Connie L. Bigelow at her store Miniatures & More in Edmonds on Tuesday. (Janice Podsada / The Herald)
Woman pleads guilty to wire fraud in Edmonds doll store fire

Connie Bigelow tried to collect insurance after setting fire to her business. Now she has to pay restitution.

The scene where police from a King County agency shot a man at the end of a car chase Monday afternoon in a Safeway parking lot in Snohomish on September, 27, 2021.  (Kevin Clark / The Herald)
Police shoot man as chase ends at Safeway in Clearview

After a car crash in a parking lot, officers from King County opened fire. One man was sent to a hospital.

The Snohomish County Sheriff's Office released this image of a possible suspect in a homicide at a gas station at 148th Street SW and Highway 99 near Lynnwood. (Snohomish County Sheriff's Office) 20210926
Detectives investigate homicide at gas station near Lynnwood

One person was killed and a suspect was at large, the Snohomish County Sheriff’s Office said.

Zach Graham stands in front of a newly restored Three Fingers Lookout. (Friends of Three Fingers Lookout)
Volunteers give makeover to precarious Three Fingers Lookout

Up high, with cliffs on all sides, the 90-year-old hut got much-needed new windows, shutters and paint.

Arlington son, 19, charged with slaying his father

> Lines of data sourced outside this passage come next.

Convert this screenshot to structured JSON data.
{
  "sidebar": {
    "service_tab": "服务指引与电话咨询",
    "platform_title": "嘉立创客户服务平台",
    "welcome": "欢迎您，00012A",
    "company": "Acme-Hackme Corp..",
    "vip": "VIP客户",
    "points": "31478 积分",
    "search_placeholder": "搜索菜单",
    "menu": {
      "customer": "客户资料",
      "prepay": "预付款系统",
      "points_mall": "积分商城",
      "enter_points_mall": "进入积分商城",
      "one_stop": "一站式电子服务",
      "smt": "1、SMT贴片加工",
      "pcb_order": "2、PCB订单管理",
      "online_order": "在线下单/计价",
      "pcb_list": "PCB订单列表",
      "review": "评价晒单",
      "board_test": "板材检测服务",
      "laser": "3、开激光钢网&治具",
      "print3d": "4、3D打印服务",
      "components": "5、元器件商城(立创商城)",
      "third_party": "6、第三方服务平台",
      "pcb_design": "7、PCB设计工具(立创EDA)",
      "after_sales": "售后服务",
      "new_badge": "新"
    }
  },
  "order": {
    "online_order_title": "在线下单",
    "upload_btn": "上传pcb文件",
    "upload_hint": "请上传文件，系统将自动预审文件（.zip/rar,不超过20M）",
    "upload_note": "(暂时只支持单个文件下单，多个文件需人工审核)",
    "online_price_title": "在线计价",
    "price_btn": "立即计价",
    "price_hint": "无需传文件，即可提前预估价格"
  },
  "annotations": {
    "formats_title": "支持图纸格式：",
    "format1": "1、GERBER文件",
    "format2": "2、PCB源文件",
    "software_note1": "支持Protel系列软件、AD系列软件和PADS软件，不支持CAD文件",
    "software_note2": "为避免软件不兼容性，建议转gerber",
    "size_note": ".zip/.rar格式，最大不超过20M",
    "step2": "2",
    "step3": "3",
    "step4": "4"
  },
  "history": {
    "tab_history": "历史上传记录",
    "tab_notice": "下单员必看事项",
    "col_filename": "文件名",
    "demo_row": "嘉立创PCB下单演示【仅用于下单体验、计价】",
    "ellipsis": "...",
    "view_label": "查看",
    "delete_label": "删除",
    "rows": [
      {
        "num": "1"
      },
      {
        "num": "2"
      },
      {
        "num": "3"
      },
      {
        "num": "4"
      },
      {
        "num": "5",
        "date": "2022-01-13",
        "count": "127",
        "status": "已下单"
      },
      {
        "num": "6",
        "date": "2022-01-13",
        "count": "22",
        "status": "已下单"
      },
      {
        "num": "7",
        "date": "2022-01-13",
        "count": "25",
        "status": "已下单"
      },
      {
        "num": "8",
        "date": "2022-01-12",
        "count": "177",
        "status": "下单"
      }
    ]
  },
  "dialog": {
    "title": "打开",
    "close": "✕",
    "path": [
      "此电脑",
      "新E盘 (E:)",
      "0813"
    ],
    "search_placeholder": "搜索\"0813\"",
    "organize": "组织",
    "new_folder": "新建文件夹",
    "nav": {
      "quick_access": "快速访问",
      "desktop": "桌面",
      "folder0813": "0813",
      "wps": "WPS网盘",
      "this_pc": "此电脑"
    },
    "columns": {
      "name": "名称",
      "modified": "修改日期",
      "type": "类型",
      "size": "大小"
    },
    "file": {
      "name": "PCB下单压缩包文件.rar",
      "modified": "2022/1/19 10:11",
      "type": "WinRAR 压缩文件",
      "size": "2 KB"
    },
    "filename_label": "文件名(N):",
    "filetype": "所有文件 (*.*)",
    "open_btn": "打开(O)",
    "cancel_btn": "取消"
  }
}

Nicholi Melum had been yelling at his son, Garner, when he was killed.

Crews demolish the strip mall at 10th and Broadway, near the Washington State University Everett campus, on Monday, Sept. 27, 2021 in Everett, Washington. Crews started tearing down a strip mall Monday on property that will soon expand Everett Community College’s footprint across Broadway. The Cascade Learning Resource Center project will total 65,000 square feet. It will expand the college’s tutoring resources as well as house the library, writing center and other academic support programs. (Andy Bronson / The Herald)
Demolition begins to make way for EvCC learning center

The 65,000-square-foot project will expand the college’s tutoring resources. It’s set to open in April 2023.

Marysville man shot in hand during apparent drug robbery

At least two suspects were being sought, and police are seeking surveillance video.

Most Read